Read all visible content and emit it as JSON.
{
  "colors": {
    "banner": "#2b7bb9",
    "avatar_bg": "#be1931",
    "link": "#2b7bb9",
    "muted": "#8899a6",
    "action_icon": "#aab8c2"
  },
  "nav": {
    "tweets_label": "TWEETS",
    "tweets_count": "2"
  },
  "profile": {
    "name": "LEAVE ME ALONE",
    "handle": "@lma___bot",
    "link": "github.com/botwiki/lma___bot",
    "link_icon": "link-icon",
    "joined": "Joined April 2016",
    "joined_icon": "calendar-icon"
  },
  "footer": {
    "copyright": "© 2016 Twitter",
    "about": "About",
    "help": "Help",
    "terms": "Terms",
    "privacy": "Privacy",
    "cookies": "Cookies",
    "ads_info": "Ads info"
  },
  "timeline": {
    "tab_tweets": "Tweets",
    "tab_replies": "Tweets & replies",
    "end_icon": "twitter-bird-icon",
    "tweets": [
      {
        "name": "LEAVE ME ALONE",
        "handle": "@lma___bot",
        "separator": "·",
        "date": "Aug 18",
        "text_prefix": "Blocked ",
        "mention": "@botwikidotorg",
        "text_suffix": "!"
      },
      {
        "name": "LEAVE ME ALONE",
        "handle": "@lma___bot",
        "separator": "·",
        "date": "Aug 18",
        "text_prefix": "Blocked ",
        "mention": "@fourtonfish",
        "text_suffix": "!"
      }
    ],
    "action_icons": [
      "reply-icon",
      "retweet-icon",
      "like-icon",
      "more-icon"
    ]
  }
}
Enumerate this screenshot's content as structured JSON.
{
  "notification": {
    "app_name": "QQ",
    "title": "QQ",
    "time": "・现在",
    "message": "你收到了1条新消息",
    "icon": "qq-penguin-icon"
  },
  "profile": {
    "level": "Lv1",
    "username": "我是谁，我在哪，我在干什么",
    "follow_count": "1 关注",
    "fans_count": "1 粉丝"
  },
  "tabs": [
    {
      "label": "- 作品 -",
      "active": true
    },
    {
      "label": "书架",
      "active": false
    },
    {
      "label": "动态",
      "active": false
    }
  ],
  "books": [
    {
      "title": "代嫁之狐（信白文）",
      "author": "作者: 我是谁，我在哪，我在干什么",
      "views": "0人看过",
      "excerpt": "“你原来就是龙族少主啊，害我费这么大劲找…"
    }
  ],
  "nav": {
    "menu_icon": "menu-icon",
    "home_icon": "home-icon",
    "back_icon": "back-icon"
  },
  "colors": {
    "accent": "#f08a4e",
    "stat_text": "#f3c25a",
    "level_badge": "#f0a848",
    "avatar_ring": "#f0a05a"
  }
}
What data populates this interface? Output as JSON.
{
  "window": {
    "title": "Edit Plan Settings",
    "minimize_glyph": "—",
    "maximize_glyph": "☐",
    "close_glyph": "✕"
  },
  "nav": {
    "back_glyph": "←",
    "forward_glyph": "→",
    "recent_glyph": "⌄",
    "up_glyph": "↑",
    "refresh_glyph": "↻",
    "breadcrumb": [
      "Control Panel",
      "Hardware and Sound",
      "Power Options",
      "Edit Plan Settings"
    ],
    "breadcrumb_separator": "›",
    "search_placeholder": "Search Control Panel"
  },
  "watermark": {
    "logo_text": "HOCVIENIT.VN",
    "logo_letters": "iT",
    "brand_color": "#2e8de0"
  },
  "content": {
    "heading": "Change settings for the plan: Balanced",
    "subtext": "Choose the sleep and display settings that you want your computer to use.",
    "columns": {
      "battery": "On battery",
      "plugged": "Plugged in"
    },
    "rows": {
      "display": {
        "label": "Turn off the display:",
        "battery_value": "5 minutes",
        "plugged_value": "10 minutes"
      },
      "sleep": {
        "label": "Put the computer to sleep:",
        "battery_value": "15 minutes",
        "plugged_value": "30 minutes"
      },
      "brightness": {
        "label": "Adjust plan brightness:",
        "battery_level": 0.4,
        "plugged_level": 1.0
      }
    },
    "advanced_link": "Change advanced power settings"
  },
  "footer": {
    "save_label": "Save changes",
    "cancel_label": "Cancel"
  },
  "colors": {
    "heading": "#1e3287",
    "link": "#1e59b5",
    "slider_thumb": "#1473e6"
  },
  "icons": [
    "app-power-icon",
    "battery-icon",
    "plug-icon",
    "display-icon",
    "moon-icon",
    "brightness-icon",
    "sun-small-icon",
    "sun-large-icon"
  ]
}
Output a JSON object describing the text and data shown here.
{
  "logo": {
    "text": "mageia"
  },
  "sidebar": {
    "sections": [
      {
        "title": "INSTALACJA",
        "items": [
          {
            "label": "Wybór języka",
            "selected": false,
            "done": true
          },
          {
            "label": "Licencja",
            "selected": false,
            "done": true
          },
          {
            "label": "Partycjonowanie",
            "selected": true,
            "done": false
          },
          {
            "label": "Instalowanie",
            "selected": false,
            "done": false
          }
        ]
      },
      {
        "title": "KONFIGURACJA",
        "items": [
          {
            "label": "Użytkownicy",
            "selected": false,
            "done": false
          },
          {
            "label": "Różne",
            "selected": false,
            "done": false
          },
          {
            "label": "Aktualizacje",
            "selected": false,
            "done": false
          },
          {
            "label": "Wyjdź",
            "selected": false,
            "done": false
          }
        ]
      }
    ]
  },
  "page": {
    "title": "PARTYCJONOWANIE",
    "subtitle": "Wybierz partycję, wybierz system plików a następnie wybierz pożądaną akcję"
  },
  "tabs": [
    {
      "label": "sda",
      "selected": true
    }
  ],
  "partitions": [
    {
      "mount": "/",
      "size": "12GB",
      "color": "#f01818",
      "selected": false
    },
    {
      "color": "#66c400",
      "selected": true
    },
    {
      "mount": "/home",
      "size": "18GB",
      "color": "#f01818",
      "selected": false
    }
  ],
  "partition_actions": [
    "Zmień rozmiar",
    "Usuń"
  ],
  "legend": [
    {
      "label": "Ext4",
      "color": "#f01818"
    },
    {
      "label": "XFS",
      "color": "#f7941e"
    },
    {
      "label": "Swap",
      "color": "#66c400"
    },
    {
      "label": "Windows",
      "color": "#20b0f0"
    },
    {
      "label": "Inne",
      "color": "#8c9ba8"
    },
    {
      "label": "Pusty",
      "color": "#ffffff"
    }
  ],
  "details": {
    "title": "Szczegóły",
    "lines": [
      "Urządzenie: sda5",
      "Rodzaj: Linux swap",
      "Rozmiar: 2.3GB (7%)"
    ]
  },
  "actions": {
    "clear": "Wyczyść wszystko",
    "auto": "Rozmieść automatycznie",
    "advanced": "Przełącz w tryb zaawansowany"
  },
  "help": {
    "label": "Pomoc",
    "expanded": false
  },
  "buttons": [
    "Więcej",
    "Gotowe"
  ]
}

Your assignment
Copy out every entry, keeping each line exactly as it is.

Response to this task
Read all visible content and emit it as JSON.
{
  "colors": {
    "banner": "#2b7bb9",
    "avatar_bg": "#be1931",
    "link": "#2b7bb9",
    "muted": "#8899a6",
    "action_icon": "#aab8c2"
  },
  "nav": {
    "tweets_label": "TWEETS",
    "tweets_count": "2"
  },
  "profile": {
    "name": "LEAVE ME ALONE",
    "handle": "@lma___bot",
    "link": "github.com/botwiki/lma___bot",
    "link_icon": "link-icon",
    "joined": "Joined April 2016",
    "joined_icon": "calendar-icon"
  },
  "footer": {
    "copyright": "© 2016 Twitter",
    "about": "About",
    "help": "Help",
    "terms": "Terms",
    "privacy": "Privacy",
    "cookies": "Cookies",
    "ads_info": "Ads info"
  },
  "timeline": {
    "tab_tweets": "Tweets",
    "tab_replies": "Tweets & replies",
    "end_icon": "twitter-bird-icon",
    "tweets": [
      {
        "name": "LEAVE ME ALONE",
        "handle": "@lma___bot",
        "separator": "·",
        "date": "Aug 18",
        "text_prefix": "Blocked ",
        "mention": "@botwikidotorg",
        "text_suffix": "!"
      },
      {
        "name": "LEAVE ME ALONE",
        "handle": "@lma___bot",
        "separator": "·",
        "date": "Aug 18",
        "text_prefix": "Blocked ",
        "mention": "@fourtonfish",
        "text_suffix": "!"
      }
    ],
    "action_icons": [
      "reply-icon",
      "retweet-icon",
      "like-icon",
      "more-icon"
    ]
  }
}
Enumerate this screenshot's content as structured JSON.
{
  "notification": {
    "app_name": "QQ",
    "title": "QQ",
    "time": "・现在",
    "message": "你收到了1条新消息",
    "icon": "qq-penguin-icon"
  },
  "profile": {
    "level": "Lv1",
    "username": "我是谁，我在哪，我在干什么",
    "follow_count": "1 关注",
    "fans_count": "1 粉丝"
  },
  "tabs": [
    {
      "label": "- 作品 -",
      "active": true
    },
    {
      "label": "书架",
      "active": false
    },
    {
      "label": "动态",
      "active": false
    }
  ],
  "books": [
    {
      "title": "代嫁之狐（信白文）",
      "author": "作者: 我是谁，我在哪，我在干什么",
      "views": "0人看过",
      "excerpt": "“你原来就是龙族少主啊，害我费这么大劲找…"
    }
  ],
  "nav": {
    "menu_icon": "menu-icon",
    "home_icon": "home-icon",
    "back_icon": "back-icon"
  },
  "colors": {
    "accent": "#f08a4e",
    "stat_text": "#f3c25a",
    "level_badge": "#f0a848",
    "avatar_ring": "#f0a05a"
  }
}
What data populates this interface? Output as JSON.
{
  "window": {
    "title": "Edit Plan Settings",
    "minimize_glyph": "—",
    "maximize_glyph": "☐",
    "close_glyph": "✕"
  },
  "nav": {
    "back_glyph": "←",
    "forward_glyph": "→",
    "recent_glyph": "⌄",
    "up_glyph": "↑",
    "refresh_glyph": "↻",
    "breadcrumb": [
      "Control Panel",
      "Hardware and Sound",
      "Power Options",
      "Edit Plan Settings"
    ],
    "breadcrumb_separator": "›",
    "search_placeholder": "Search Control Panel"
  },
  "watermark": {
    "logo_text": "HOCVIENIT.VN",
    "logo_letters": "iT",
    "brand_color": "#2e8de0"
  },
  "content": {
    "heading": "Change settings for the plan: Balanced",
    "subtext": "Choose the sleep and display settings that you want your computer to use.",
    "columns": {
      "battery": "On battery",
      "plugged": "Plugged in"
    },
    "rows": {
      "display": {
        "label": "Turn off the display:",
        "battery_value": "5 minutes",
        "plugged_value": "10 minutes"
      },
      "sleep": {
        "label": "Put the computer to sleep:",
        "battery_value": "15 minutes",
        "plugged_value": "30 minutes"
      },
      "brightness": {
        "label": "Adjust plan brightness:",
        "battery_level": 0.4,
        "plugged_level": 1.0
      }
    },
    "advanced_link": "Change advanced power settings"
  },
  "footer": {
    "save_label": "Save changes",
    "cancel_label": "Cancel"
  },
  "colors": {
    "heading": "#1e3287",
    "link": "#1e59b5",
    "slider_thumb": "#1473e6"
  },
  "icons": [
    "app-power-icon",
    "battery-icon",
    "plug-icon",
    "display-icon",
    "moon-icon",
    "brightness-icon",
    "sun-small-icon",
    "sun-large-icon"
  ]
}
Output a JSON object describing the text and data shown here.
{
  "logo": {
    "text": "mageia"
  },
  "sidebar": {
    "sections": [
      {
        "title": "INSTALACJA",
        "items": [
          {
            "label": "Wybór języka",
            "selected": false,
            "done": true
          },
          {
            "label": "Licencja",
            "selected": false,
            "done": true
          },
          {
            "label": "Partycjonowanie",
            "selected": true,
            "done": false
          },
          {
            "label": "Instalowanie",
            "selected": false,
            "done": false
          }
        ]
      },
      {
        "title": "KONFIGURACJA",
        "items": [
          {
            "label": "Użytkownicy",
            "selected": false,
            "done": false
          },
          {
            "label": "Różne",
            "selected": false,
            "done": false
          },
          {
            "label": "Aktualizacje",
            "selected": false,
            "done": false
          },
          {
            "label": "Wyjdź",
            "selected": false,
            "done": false
          }
        ]
      }
    ]
  },
  "page": {
    "title": "PARTYCJONOWANIE",
    "subtitle": "Wybierz partycję, wybierz system plików a następnie wybierz pożądaną akcję"
  },
  "tabs": [
    {
      "label": "sda",
      "selected": true
    }
  ],
  "partitions": [
    {
      "mount": "/",
      "size": "12GB",
      "color": "#f01818",
      "selected": false
    },
    {
      "color": "#66c400",
      "selected": true
    },
    {
      "mount": "/home",
      "size": "18GB",
      "color": "#f01818",
      "selected": false
    }
  ],
  "partition_actions": [
    "Zmień rozmiar",
    "Usuń"
  ],
  "legend": [
    {
      "label": "Ext4",
      "color": "#f01818"
    },
    {
      "label": "XFS",
      "color": "#f7941e"
    },
    {
      "label": "Swap",
      "color": "#66c400"
    },
    {
      "label": "Windows",
      "color": "#20b0f0"
    },
    {
      "label": "Inne",
      "color": "#8c9ba8"
    },
    {
      "label": "Pusty",
      "color": "#ffffff"
    }
  ],
  "details": {
    "title": "Szczegóły",
    "lines": [
      "Urządzenie: sda5",
      "Rodzaj: Linux swap",
      "Rozmiar: 2.3GB (7%)"
    ]
  },
  "actions": {
    "clear": "Wyczyść wszystko",
    "auto": "Rozmieść automatycznie",
    "advanced": "Przełącz w tryb zaawansowany"
  },
  "help": {
    "label": "Pomoc",
    "expanded": false
  },
  "buttons": [
    "Więcej",
    "Gotowe"
  ]
}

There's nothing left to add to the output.